YOUR INSTRUCTIONS: Find the word "true" in the listing, and copy out each line where it turns up.

RECORDS FOR THIS EXERCISE:
···

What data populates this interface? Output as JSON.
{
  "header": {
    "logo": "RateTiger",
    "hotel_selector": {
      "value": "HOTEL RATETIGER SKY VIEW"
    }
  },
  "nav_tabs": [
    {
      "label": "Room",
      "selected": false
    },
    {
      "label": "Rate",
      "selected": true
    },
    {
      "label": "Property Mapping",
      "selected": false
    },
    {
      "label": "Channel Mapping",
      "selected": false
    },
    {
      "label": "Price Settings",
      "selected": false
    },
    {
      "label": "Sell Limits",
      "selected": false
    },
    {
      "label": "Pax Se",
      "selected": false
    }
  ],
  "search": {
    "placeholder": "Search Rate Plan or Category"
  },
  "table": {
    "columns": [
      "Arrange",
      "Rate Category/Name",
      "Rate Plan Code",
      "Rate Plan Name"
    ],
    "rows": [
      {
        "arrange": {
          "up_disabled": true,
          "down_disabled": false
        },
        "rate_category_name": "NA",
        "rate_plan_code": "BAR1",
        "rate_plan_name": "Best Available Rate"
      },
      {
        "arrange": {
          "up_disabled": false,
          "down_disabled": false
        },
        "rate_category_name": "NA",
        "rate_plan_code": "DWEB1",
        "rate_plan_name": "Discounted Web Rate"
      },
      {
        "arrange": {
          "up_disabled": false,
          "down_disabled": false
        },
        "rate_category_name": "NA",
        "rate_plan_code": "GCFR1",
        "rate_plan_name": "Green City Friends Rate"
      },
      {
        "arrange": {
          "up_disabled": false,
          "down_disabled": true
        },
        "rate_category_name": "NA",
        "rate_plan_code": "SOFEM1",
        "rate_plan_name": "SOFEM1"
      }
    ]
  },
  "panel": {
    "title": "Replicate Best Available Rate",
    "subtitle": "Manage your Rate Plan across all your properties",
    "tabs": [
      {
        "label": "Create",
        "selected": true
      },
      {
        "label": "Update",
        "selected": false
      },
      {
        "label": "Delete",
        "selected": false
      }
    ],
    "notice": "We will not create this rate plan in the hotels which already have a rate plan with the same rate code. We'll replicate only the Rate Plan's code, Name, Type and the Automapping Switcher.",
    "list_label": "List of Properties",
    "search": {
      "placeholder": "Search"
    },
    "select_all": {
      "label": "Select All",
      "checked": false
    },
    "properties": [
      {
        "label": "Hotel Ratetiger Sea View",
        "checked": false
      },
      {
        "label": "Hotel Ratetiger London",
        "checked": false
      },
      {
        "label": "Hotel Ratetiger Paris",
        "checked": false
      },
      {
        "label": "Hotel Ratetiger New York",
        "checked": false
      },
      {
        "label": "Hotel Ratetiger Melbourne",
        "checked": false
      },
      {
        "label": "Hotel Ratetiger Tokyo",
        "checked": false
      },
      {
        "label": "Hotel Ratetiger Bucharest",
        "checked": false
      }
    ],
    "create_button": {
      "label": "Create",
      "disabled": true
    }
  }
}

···

RESPONSE:
      "selected": true
          "up_disabled": true,
          "down_disabled": true
        "selected": true
      "disabled": true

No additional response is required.